Molecular mechanisms employed by individual multipotent cells at the point of lineage commitment remain largely uncharacterized. Current paradigms span from instructive to noise-driven mechanisms. Of considerable interest is also whether commitment involves a limited set of genes or the entire transcriptional program, and to what extent gene expression configures multiple trajectories into commitment. Importantly, the transient nature of the commitment transition confounds the experimental capture of committing cells. We develop a computational framework that simulates stochastic commitment events, and affords mechanistic exploration of the fate transition. We use a combined modeling approach guided by gene expression classifier methods that infers a time-series of stochastic commitment events from experimental growth characteristics and gene expression profiling of individual hematopoietic cells captured immediately before and after commitment. We define putative regulators of commitment and probabilistic rules of transition through machine learning methods, and employ clustering and correlation analyses to interrogate gene regulatory interactions in multipotent cells. Against this background, we develop a Monte Carlo time-series stochastic model of transcription where the parameters governing promoter status, mRNA production and mRNA decay in multipotent cells are fitted to experimental static gene expression distributions. Monte Carlo time is converted to physical time using cell culture kinetic data. Probability of commitment in time is a function of gene expression as defined by a logistic regression model obtained from experimental single-cell expression data. Our approach should be applicable to similar differentiating systems where single cell data is available. Within our system, we identify robust model solutions for the multipotent population within physiologically reasonable values and explore model predictions with regard to molecular scenarios of entry into commitment. The model suggests distinct dependencies of different commitment-associated genes on mRNA dynamics and promoter activity, which globally influence the probability of lineage commitment.

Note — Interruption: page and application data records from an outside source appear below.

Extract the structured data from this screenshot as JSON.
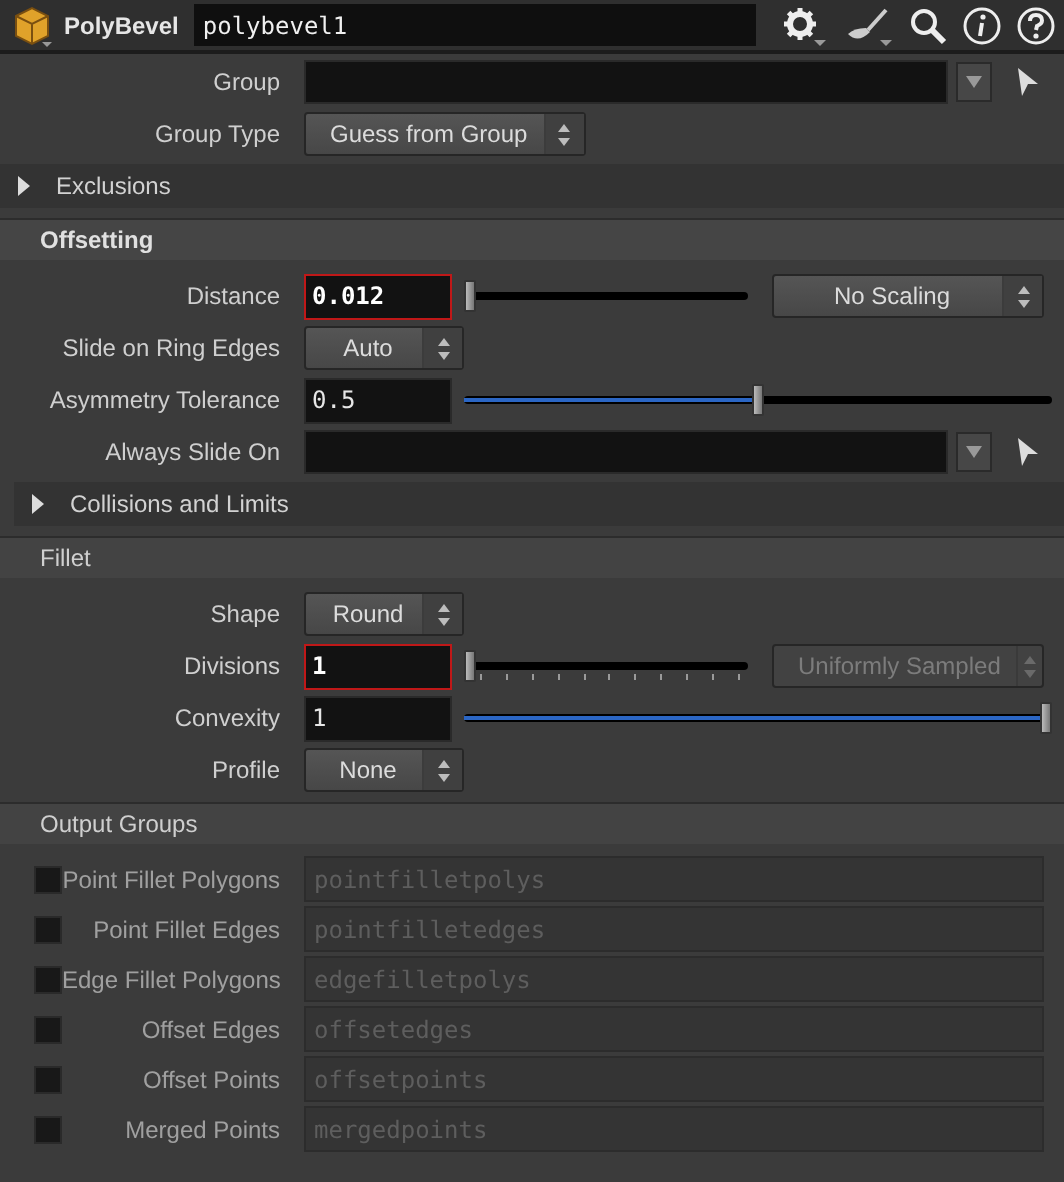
{
  "header": {
    "node_type": "PolyBevel",
    "node_name": "polybevel1"
  },
  "sections": [
    {
      "kind": "plain",
      "rows": [
        {
          "kind": "group",
          "label": "Group"
        },
        {
          "kind": "menu",
          "label": "Group Type",
          "value": "Guess from Group"
        },
        {
          "kind": "folder",
          "label": "Exclusions",
          "expanded": false
        }
      ]
    },
    {
      "kind": "heading",
      "title": "Offsetting",
      "emphasized": true,
      "rows": [
        {
          "kind": "float",
          "label": "Distance",
          "value": "0.012",
          "alert": true,
          "level": 0,
          "menu": {
            "value": "No Scaling",
            "disabled": false
          }
        },
        {
          "kind": "menu",
          "label": "Slide on Ring Edges",
          "value": "Auto"
        },
        {
          "kind": "float",
          "label": "Asymmetry Tolerance",
          "value": "0.5",
          "alert": false,
          "level": 0.5
        },
        {
          "kind": "group",
          "label": "Always Slide On"
        },
        {
          "kind": "folder",
          "label": "Collisions and Limits",
          "expanded": false
        }
      ]
    },
    {
      "kind": "heading",
      "title": "Fillet",
      "emphasized": false,
      "rows": [
        {
          "kind": "menu",
          "label": "Shape",
          "value": "Round"
        },
        {
          "kind": "int",
          "label": "Divisions",
          "value": "1",
          "alert": true,
          "level": 0,
          "menu": {
            "value": "Uniformly Sampled",
            "disabled": true
          }
        },
        {
          "kind": "float",
          "label": "Convexity",
          "value": "1",
          "alert": false,
          "level": 1
        },
        {
          "kind": "menu",
          "label": "Profile",
          "value": "None"
        }
      ]
    },
    {
      "kind": "heading",
      "title": "Output Groups",
      "emphasized": false,
      "rows": [
        {
          "kind": "output",
          "label": "Point Fillet Polygons",
          "checked": false,
          "value": "pointfilletpolys"
        },
        {
          "kind": "output",
          "label": "Point Fillet Edges",
          "checked": false,
          "value": "pointfilletedges"
        },
        {
          "kind": "output",
          "label": "Edge Fillet Polygons",
          "checked": false,
          "value": "edgefilletpolys"
        },
        {
          "kind": "output",
          "label": "Offset Edges",
          "checked": false,
          "value": "offsetedges"
        },
        {
          "kind": "output",
          "label": "Offset Points",
          "checked": false,
          "value": "offsetpoints"
        },
        {
          "kind": "output",
          "label": "Merged Points",
          "checked": false,
          "value": "mergedpoints"
        }
      ]
    }
  ]
}
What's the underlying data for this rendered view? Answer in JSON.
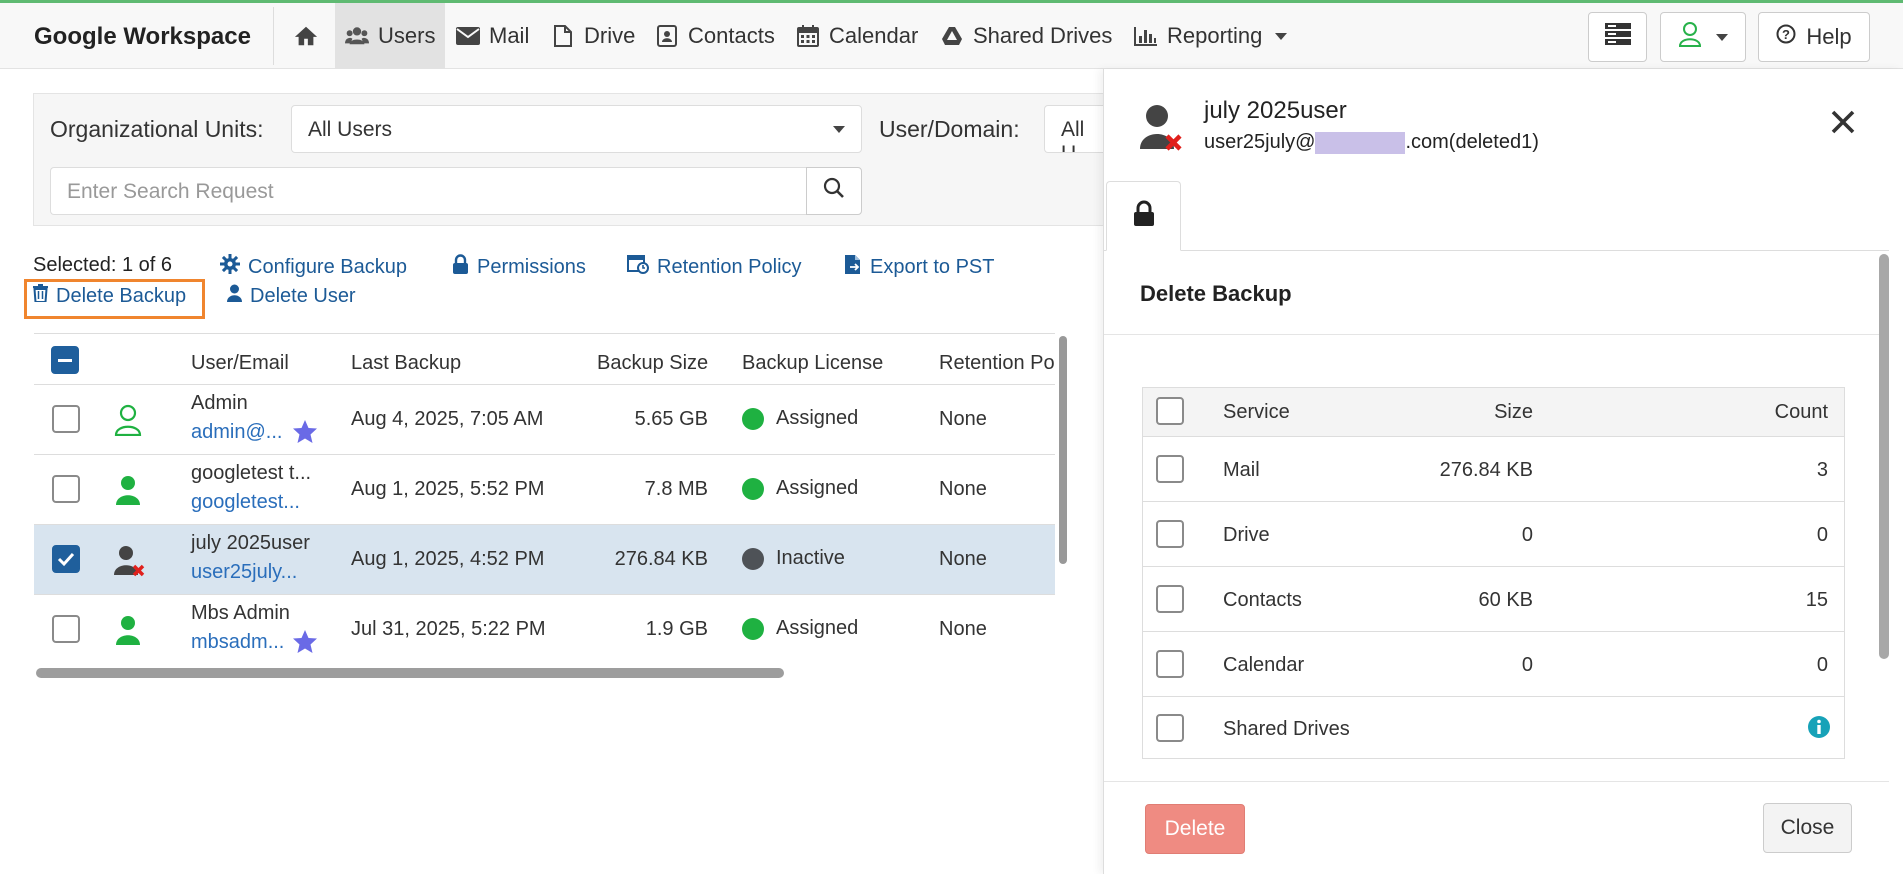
{
  "app": {
    "brand": "Google Workspace"
  },
  "nav": {
    "items": [
      {
        "label": "",
        "icon": "home-icon"
      },
      {
        "label": "Users",
        "icon": "users-icon",
        "active": true
      },
      {
        "label": "Mail",
        "icon": "envelope-icon"
      },
      {
        "label": "Drive",
        "icon": "file-icon"
      },
      {
        "label": "Contacts",
        "icon": "contact-card-icon"
      },
      {
        "label": "Calendar",
        "icon": "calendar-icon"
      },
      {
        "label": "Shared Drives",
        "icon": "shared-drive-icon"
      },
      {
        "label": "Reporting",
        "icon": "bar-chart-icon"
      }
    ],
    "help_label": "Help"
  },
  "filter": {
    "org_units_label": "Organizational Units:",
    "org_units_value": "All Users",
    "user_domain_label": "User/Domain:",
    "user_domain_value": "All U",
    "search_placeholder": "Enter Search Request"
  },
  "actions": {
    "selected_text": "Selected: 1 of 6",
    "configure_backup": "Configure Backup",
    "permissions": "Permissions",
    "retention_policy": "Retention Policy",
    "export_pst": "Export to PST",
    "delete_backup": "Delete Backup",
    "delete_user": "Delete User"
  },
  "table": {
    "columns": [
      "User/Email",
      "Last Backup",
      "Backup Size",
      "Backup License",
      "Retention Po"
    ],
    "rows": [
      {
        "name": "Admin",
        "email": "admin@...",
        "last_backup": "Aug 4, 2025, 7:05 AM",
        "size": "5.65 GB",
        "license": "Assigned",
        "retention": "None"
      },
      {
        "name": "googletest t...",
        "email": "googletest...",
        "last_backup": "Aug 1, 2025, 5:52 PM",
        "size": "7.8 MB",
        "license": "Assigned",
        "retention": "None"
      },
      {
        "name": "july 2025user",
        "email": "user25july...",
        "last_backup": "Aug 1, 2025, 4:52 PM",
        "size": "276.84 KB",
        "license": "Inactive",
        "retention": "None"
      },
      {
        "name": "Mbs Admin",
        "email": "mbsadm...",
        "last_backup": "Jul 31, 2025, 5:22 PM",
        "size": "1.9 GB",
        "license": "Assigned",
        "retention": "None"
      }
    ]
  },
  "panel": {
    "user_name": "july 2025user",
    "email_prefix": "user25july@",
    "email_suffix": ".com(deleted1)",
    "section_title": "Delete Backup",
    "columns": {
      "service": "Service",
      "size": "Size",
      "count": "Count"
    },
    "services": [
      {
        "service": "Mail",
        "size": "276.84 KB",
        "count": "3"
      },
      {
        "service": "Drive",
        "size": "0",
        "count": "0"
      },
      {
        "service": "Contacts",
        "size": "60 KB",
        "count": "15"
      },
      {
        "service": "Calendar",
        "size": "0",
        "count": "0"
      },
      {
        "service": "Shared Drives",
        "size": "",
        "count": ""
      }
    ],
    "delete_label": "Delete",
    "close_label": "Close"
  },
  "colors": {
    "accent_blue": "#1c5a96",
    "assigned_green": "#1fb141",
    "inactive_dark": "#4e5257",
    "highlight_orange": "#f0852e",
    "delete_button": "#ef8b82",
    "info_teal": "#17a2b8"
  }
}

  • Computational Biology and Biological Physics

Publishing year





PLoS Computational Biology





Document type

Journal article


Public Library of Science


  • Bioinformatics and Systems Biology




  • ISSN: 1553-7358